**THE INPUT**
+++++

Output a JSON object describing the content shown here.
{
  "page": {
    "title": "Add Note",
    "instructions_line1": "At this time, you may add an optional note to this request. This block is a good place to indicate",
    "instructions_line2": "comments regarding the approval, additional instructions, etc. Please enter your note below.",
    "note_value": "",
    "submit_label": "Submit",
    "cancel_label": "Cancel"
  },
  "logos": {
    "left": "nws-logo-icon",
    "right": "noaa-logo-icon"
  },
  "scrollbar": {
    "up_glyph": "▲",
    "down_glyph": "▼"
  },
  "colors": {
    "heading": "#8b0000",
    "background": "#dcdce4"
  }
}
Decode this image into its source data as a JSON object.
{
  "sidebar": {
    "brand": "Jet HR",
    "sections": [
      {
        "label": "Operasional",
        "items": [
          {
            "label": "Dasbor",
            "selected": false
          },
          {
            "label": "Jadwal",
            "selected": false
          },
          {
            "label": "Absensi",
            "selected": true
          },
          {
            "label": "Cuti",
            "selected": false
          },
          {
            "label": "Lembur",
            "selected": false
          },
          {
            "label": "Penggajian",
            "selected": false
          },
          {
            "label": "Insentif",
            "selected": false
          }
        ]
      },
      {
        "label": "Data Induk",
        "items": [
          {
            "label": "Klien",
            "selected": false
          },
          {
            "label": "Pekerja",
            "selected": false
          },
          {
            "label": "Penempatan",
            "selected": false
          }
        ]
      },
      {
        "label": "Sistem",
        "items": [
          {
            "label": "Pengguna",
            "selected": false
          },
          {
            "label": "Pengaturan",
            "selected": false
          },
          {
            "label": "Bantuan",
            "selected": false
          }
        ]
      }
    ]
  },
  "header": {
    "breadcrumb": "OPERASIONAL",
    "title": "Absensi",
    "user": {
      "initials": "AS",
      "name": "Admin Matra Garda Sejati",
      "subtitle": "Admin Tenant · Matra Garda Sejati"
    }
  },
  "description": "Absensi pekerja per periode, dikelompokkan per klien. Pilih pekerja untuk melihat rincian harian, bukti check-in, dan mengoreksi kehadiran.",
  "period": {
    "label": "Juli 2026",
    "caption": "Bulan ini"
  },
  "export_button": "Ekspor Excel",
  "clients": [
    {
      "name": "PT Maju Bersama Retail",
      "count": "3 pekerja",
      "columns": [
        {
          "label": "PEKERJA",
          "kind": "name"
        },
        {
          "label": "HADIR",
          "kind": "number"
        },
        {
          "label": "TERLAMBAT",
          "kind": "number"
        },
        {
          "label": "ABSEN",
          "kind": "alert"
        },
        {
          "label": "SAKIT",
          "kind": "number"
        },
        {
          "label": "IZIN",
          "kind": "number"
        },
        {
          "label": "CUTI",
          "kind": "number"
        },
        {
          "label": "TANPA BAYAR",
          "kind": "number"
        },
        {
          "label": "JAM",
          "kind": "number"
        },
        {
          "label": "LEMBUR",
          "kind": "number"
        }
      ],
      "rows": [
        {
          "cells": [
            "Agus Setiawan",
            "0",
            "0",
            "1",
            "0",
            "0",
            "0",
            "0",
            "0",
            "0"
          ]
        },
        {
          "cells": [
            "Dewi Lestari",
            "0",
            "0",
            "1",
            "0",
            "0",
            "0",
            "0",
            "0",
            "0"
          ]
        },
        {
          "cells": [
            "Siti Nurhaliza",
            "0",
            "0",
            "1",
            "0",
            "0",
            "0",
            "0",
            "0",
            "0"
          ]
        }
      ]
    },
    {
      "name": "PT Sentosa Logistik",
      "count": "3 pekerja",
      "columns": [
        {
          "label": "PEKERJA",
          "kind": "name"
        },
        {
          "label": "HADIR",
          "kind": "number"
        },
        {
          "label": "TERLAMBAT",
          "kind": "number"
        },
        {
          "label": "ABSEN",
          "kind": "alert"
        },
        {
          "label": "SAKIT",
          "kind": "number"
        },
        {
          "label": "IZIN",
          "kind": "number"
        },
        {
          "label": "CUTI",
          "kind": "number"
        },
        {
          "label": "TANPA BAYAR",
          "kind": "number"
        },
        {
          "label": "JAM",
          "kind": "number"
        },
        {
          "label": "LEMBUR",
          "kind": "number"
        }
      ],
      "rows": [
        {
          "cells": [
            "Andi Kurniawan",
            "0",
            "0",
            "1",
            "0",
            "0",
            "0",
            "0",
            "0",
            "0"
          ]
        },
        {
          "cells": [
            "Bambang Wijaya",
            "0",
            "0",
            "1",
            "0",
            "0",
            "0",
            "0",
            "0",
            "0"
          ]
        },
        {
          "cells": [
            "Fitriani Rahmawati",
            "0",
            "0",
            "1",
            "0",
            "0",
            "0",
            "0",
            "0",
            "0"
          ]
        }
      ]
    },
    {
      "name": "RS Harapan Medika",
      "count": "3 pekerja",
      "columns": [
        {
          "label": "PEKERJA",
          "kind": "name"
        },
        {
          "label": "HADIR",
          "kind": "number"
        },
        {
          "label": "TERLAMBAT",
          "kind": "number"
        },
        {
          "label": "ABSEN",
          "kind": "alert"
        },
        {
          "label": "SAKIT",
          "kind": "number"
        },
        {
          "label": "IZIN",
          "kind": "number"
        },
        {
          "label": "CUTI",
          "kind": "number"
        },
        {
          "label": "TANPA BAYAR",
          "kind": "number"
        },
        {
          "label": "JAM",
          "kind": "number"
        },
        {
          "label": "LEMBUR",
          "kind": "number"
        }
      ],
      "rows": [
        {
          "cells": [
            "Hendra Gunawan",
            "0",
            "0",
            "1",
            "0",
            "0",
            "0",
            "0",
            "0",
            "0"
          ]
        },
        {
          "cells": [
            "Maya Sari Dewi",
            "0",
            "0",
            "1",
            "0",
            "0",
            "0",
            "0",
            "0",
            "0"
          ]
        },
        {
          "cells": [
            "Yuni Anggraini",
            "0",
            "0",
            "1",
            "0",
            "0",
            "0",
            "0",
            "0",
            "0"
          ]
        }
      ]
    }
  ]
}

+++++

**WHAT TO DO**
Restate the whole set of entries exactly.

**ANSWER**
Output a JSON object describing the content shown here.
{
  "page": {
    "title": "Add Note",
    "instructions_line1": "At this time, you may add an optional note to this request. This block is a good place to indicate",
    "instructions_line2": "comments regarding the approval, additional instructions, etc. Please enter your note below.",
    "note_value": "",
    "submit_label": "Submit",
    "cancel_label": "Cancel"
  },
  "logos": {
    "left": "nws-logo-icon",
    "right": "noaa-logo-icon"
  },
  "scrollbar": {
    "up_glyph": "▲",
    "down_glyph": "▼"
  },
  "colors": {
    "heading": "#8b0000",
    "background": "#dcdce4"
  }
}
Decode this image into its source data as a JSON object.
{
  "sidebar": {
    "brand": "Jet HR",
    "sections": [
      {
        "label": "Operasional",
        "items": [
          {
            "label": "Dasbor",
            "selected": false
          },
          {
            "label": "Jadwal",
            "selected": false
          },
          {
            "label": "Absensi",
            "selected": true
          },
          {
            "label": "Cuti",
            "selected": false
          },
          {
            "label": "Lembur",
            "selected": false
          },
          {
            "label": "Penggajian",
            "selected": false
          },
          {
            "label": "Insentif",
            "selected": false
          }
        ]
      },
      {
        "label": "Data Induk",
        "items": [
          {
            "label": "Klien",
            "selected": false
          },
          {
            "label": "Pekerja",
            "selected": false
          },
          {
            "label": "Penempatan",
            "selected": false
          }
        ]
      },
      {
        "label": "Sistem",
        "items": [
          {
            "label": "Pengguna",
            "selected": false
          },
          {
            "label": "Pengaturan",
            "selected": false
          },
          {
            "label": "Bantuan",
            "selected": false
          }
        ]
      }
    ]
  },
  "header": {
    "breadcrumb": "OPERASIONAL",
    "title": "Absensi",
    "user": {
      "initials": "AS",
      "name": "Admin Matra Garda Sejati",
      "subtitle": "Admin Tenant · Matra Garda Sejati"
    }
  },
  "description": "Absensi pekerja per periode, dikelompokkan per klien. Pilih pekerja untuk melihat rincian harian, bukti check-in, dan mengoreksi kehadiran.",
  "period": {
    "label": "Juli 2026",
    "caption": "Bulan ini"
  },
  "export_button": "Ekspor Excel",
  "clients": [
    {
      "name": "PT Maju Bersama Retail",
      "count": "3 pekerja",
      "columns": [
        {
          "label": "PEKERJA",
          "kind": "name"
        },
        {
          "label": "HADIR",
          "kind": "number"
        },
        {
          "label": "TERLAMBAT",
          "kind": "number"
        },
        {
          "label": "ABSEN",
          "kind": "alert"
        },
        {
          "label": "SAKIT",
          "kind": "number"
        },
        {
          "label": "IZIN",
          "kind": "number"
        },
        {
          "label": "CUTI",
          "kind": "number"
        },
        {
          "label": "TANPA BAYAR",
          "kind": "number"
        },
        {
          "label": "JAM",
          "kind": "number"
        },
        {
          "label": "LEMBUR",
          "kind": "number"
        }
      ],
      "rows": [
        {
          "cells": [
            "Agus Setiawan",
            "0",
            "0",
            "1",
            "0",
            "0",
            "0",
            "0",
            "0",
            "0"
          ]
        },
        {
          "cells": [
            "Dewi Lestari",
            "0",
            "0",
            "1",
            "0",
            "0",
            "0",
            "0",
            "0",
            "0"
          ]
        },
        {
          "cells": [
            "Siti Nurhaliza",
            "0",
            "0",
            "1",
            "0",
            "0",
            "0",
            "0",
            "0",
            "0"
          ]
        }
      ]
    },
    {
      "name": "PT Sentosa Logistik",
      "count": "3 pekerja",
      "columns": [
        {
          "label": "PEKERJA",
          "kind": "name"
        },
        {
          "label": "HADIR",
          "kind": "number"
        },
        {
          "label": "TERLAMBAT",
          "kind": "number"
        },
        {
          "label": "ABSEN",
          "kind": "alert"
        },
        {
          "label": "SAKIT",
          "kind": "number"
        },
        {
          "label": "IZIN",
          "kind": "number"
        },
        {
          "label": "CUTI",
          "kind": "number"
        },
        {
          "label": "TANPA BAYAR",
          "kind": "number"
        },
        {
          "label": "JAM",
          "kind": "number"
        },
        {
          "label": "LEMBUR",
          "kind": "number"
        }
      ],
      "rows": [
        {
          "cells": [
            "Andi Kurniawan",
            "0",
            "0",
            "1",
            "0",
            "0",
            "0",
            "0",
            "0",
            "0"
          ]
        },
        {
          "cells": [
            "Bambang Wijaya",
            "0",
            "0",
            "1",
            "0",
            "0",
            "0",
            "0",
            "0",
            "0"
          ]
        },
        {
          "cells": [
            "Fitriani Rahmawati",
            "0",
            "0",
            "1",
            "0",
            "0",
            "0",
            "0",
            "0",
            "0"
          ]
        }
      ]
    },
    {
      "name": "RS Harapan Medika",
      "count": "3 pekerja",
      "columns": [
        {
          "label": "PEKERJA",
          "kind": "name"
        },
        {
          "label": "HADIR",
          "kind": "number"
        },
        {
          "label": "TERLAMBAT",
          "kind": "number"
        },
        {
          "label": "ABSEN",
          "kind": "alert"
        },
        {
          "label": "SAKIT",
          "kind": "number"
        },
        {
          "label": "IZIN",
          "kind": "number"
        },
        {
          "label": "CUTI",
          "kind": "number"
        },
        {
          "label": "TANPA BAYAR",
          "kind": "number"
        },
        {
          "label": "JAM",
          "kind": "number"
        },
        {
          "label": "LEMBUR",
          "kind": "number"
        }
      ],
      "rows": [
        {
          "cells": [
            "Hendra Gunawan",
            "0",
            "0",
            "1",
            "0",
            "0",
            "0",
            "0",
            "0",
            "0"
          ]
        },
        {
          "cells": [
            "Maya Sari Dewi",
            "0",
            "0",
            "1",
            "0",
            "0",
            "0",
            "0",
            "0",
            "0"
          ]
        },
        {
          "cells": [
            "Yuni Anggraini",
            "0",
            "0",
            "1",
            "0",
            "0",
            "0",
            "0",
            "0",
            "0"
          ]
        }
      ]
    }
  ]
}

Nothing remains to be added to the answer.